Karl Kim

Karl Kim, the executive director of the National Disaster Preparedness Training Center and a professor in the UH Mānoa Department of Urban and Regional Planning has been named to a three-year term as chair of the National Domestic Preparedness Consortium (NDPC). In this capacity, Kim will lead the consortium in development and delivery of training and educational programs to help safeguard the nation against natural and man-made hazards and threats.

“I look forward to Dr. Kim’s tenure as NDPC chair,” said Van Romero, NDPC co-founder and vice president for research and economic development at New Mexico Tech. “His international reputation in disaster management will only enhance the already strong reputation of the consortium. His academic credentials, research and leadership skills are the right mix to shepherd the consortium through difficult challenges. This is a position that impacts the safety and security of our nation, and Dr. Kim is well-equipped to handle the challenge.”

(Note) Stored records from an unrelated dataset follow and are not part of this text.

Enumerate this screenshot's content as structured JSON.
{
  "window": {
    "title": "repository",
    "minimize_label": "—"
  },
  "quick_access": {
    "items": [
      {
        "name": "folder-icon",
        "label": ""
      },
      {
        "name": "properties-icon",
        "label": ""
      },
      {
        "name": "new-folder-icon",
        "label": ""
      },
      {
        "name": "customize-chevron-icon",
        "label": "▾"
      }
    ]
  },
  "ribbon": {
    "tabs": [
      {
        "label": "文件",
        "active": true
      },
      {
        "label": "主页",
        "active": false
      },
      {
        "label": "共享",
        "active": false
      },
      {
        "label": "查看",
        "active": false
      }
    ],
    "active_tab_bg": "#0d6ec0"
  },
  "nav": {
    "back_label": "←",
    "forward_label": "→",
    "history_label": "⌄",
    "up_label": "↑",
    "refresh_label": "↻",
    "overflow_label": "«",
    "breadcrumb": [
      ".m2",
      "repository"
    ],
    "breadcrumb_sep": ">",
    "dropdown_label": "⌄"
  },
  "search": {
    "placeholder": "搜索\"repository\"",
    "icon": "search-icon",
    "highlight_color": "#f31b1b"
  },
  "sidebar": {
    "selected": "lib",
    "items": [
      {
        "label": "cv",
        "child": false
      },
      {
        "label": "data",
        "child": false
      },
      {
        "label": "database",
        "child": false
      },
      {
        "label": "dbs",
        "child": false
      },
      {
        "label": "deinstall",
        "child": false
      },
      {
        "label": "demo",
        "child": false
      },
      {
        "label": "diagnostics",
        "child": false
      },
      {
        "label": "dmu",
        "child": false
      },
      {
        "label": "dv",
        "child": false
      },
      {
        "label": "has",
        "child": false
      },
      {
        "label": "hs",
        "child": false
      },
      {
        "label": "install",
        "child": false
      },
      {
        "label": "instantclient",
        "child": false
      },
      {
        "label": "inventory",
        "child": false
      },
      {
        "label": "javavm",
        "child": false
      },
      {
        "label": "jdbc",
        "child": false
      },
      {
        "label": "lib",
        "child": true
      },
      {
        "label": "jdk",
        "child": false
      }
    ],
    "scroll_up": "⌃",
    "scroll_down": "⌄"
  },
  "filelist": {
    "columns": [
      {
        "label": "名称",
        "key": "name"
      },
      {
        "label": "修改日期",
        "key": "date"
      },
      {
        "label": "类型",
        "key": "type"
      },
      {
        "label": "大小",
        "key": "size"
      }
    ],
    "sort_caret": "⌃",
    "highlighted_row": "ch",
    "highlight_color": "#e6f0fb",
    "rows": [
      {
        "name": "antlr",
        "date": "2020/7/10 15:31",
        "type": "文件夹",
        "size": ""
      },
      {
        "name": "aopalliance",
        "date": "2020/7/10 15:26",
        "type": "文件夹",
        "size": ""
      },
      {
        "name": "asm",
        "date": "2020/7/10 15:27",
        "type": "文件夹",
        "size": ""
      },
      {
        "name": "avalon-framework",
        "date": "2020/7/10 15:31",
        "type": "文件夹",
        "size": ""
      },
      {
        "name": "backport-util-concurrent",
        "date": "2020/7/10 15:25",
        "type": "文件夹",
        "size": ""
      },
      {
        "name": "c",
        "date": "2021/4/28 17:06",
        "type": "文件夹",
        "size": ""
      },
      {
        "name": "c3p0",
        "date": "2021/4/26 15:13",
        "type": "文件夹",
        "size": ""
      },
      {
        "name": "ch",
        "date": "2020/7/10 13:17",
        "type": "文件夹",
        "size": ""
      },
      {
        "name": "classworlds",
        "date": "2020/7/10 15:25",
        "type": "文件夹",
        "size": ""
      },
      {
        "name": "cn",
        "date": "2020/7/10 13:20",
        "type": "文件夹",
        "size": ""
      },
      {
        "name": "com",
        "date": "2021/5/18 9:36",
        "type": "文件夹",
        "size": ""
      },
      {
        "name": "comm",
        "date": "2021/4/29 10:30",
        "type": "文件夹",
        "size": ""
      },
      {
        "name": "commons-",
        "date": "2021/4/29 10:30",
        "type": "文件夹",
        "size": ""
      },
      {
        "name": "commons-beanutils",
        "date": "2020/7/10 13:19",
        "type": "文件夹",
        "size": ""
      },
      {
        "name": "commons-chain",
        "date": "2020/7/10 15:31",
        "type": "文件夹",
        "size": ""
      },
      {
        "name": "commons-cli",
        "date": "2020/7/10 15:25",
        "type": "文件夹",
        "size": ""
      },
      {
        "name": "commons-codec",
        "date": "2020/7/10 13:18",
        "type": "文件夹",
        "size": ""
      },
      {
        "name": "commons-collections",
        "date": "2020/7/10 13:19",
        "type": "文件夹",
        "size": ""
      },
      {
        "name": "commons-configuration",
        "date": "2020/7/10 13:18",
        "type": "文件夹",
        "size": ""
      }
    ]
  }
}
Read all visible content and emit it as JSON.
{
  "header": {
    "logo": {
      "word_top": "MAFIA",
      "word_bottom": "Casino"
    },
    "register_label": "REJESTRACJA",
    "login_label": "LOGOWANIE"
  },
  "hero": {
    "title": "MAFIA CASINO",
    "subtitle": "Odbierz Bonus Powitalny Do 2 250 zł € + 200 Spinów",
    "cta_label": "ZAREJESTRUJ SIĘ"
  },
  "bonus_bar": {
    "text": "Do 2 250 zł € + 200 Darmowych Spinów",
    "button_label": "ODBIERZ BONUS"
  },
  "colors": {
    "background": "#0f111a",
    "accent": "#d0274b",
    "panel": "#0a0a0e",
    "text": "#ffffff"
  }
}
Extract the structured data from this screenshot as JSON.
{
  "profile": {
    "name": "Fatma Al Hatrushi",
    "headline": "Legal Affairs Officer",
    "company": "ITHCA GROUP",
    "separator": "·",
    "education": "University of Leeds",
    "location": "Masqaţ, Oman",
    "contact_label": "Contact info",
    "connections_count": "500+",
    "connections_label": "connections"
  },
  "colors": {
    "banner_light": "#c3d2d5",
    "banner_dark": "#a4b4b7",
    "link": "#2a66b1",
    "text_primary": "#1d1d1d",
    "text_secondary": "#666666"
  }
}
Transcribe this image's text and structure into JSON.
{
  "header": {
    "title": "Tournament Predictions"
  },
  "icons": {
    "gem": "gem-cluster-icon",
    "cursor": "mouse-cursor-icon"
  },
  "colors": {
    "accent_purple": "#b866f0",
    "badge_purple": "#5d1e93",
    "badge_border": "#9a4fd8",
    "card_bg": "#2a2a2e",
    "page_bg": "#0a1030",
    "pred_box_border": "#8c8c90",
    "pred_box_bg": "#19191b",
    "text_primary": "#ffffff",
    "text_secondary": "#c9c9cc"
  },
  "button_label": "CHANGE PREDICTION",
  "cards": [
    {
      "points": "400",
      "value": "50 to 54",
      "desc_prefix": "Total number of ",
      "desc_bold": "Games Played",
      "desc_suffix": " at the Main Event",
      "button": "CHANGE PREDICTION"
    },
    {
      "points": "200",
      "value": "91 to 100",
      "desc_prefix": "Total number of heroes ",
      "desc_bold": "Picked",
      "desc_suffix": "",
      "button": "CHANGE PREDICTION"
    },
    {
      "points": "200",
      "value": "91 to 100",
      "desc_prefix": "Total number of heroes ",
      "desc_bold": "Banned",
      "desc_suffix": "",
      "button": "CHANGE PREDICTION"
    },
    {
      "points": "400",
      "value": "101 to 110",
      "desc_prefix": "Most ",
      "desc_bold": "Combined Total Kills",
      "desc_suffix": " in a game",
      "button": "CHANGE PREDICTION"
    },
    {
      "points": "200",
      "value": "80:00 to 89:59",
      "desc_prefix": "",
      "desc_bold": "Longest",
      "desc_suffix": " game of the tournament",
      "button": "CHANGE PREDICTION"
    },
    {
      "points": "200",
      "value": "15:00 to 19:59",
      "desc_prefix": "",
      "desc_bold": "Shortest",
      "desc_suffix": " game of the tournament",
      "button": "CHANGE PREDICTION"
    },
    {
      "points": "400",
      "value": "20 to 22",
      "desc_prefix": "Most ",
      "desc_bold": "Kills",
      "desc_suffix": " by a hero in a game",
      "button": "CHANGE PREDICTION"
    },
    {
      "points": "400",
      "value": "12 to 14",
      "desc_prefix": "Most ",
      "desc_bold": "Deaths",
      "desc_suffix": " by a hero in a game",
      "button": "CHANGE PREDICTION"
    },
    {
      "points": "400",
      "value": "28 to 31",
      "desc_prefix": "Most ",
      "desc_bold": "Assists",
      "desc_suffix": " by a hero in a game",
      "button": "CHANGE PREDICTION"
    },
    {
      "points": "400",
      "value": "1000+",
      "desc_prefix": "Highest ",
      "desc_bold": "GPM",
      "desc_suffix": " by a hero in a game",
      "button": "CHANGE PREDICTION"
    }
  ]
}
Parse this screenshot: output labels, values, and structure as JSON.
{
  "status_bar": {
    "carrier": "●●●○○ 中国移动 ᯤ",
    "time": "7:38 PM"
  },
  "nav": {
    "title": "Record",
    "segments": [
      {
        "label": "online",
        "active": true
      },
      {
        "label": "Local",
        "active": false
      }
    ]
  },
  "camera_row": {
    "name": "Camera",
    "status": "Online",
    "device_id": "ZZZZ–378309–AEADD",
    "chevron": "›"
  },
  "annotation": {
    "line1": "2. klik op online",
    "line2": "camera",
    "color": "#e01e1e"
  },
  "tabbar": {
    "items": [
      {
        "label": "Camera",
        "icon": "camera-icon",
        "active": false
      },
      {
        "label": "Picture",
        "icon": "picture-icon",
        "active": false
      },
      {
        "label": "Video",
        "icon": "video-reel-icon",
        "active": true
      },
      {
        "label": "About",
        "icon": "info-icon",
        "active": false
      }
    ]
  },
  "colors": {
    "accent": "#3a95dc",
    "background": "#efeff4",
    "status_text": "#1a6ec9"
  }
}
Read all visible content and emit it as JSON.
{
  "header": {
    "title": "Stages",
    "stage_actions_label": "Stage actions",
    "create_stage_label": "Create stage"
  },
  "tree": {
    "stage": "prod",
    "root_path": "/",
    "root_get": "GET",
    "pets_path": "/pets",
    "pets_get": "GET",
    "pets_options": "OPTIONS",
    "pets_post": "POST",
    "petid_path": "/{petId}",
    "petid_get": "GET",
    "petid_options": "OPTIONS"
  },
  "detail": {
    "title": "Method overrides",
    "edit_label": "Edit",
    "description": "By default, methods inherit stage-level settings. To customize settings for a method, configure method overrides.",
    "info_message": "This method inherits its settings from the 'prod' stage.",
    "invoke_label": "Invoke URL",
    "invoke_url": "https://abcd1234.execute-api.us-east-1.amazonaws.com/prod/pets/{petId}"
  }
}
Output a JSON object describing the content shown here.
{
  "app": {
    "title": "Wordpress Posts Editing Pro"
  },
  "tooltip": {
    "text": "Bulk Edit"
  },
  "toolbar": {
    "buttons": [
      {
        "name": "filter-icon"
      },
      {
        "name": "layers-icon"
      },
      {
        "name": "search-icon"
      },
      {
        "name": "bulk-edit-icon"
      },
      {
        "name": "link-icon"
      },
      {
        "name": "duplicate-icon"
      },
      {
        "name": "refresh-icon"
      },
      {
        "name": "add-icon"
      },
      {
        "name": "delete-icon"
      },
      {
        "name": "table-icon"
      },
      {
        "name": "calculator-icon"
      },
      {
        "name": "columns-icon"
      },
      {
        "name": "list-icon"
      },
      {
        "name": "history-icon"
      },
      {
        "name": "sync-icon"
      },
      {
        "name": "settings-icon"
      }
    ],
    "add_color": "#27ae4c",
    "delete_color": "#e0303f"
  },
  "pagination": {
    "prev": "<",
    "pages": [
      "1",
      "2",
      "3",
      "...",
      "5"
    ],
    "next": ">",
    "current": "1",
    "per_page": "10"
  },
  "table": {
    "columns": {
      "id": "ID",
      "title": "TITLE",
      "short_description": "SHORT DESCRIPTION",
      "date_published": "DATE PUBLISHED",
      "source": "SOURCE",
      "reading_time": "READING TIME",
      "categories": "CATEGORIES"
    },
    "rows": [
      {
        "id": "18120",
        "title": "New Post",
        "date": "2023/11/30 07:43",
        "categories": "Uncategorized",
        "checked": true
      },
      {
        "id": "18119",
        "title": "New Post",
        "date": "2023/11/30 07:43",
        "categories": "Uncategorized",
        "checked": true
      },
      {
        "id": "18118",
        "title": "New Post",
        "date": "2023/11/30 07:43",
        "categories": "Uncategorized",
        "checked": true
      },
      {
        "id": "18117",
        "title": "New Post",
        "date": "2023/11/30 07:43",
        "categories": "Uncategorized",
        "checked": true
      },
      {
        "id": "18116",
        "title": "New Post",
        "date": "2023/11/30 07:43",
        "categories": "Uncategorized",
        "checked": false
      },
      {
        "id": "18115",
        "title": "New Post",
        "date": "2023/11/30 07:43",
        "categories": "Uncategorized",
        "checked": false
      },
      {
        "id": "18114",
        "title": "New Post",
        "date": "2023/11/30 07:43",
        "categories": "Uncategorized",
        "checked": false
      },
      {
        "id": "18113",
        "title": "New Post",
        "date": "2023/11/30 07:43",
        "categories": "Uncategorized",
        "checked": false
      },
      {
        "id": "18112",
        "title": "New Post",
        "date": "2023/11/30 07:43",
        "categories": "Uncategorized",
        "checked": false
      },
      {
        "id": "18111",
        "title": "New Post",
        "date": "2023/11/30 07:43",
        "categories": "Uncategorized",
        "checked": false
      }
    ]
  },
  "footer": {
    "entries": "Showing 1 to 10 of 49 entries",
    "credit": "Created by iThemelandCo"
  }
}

“It is an honor to take on a leadership role focused on enhancing the nation’s preparedness and disaster response, and recovery capabilities,” said Kim. “This is an exciting opportunity to further integrate the research being conducted at the University of Hawaiʻi at Mānoa in areas such as volcanoes, earthquakes, tsunamis, storms, sea level rise and other hazards, as well as urban planning and environmental management. As we look at the science of disasters, we’ll focus on the physical science as well as the social science. We’ll look at the impacts of disasters on communities and households, how we respond to it, how we recover from it and how we rebuild communities affected by these disasters.”

Kim has served on numerous national and international scientific panels and committees related to risk reduction, and has led executive training programs at the Federal Emergency Management Agency’s Emergency Management Institute. He also has worked with universities from around the world to build and share curriculum on disaster risk reduction, in the belief that disaster risk reduction is best achieved through the integration of science and policy at all levels of community.

Read the UH Mānoa news release for more about Kim.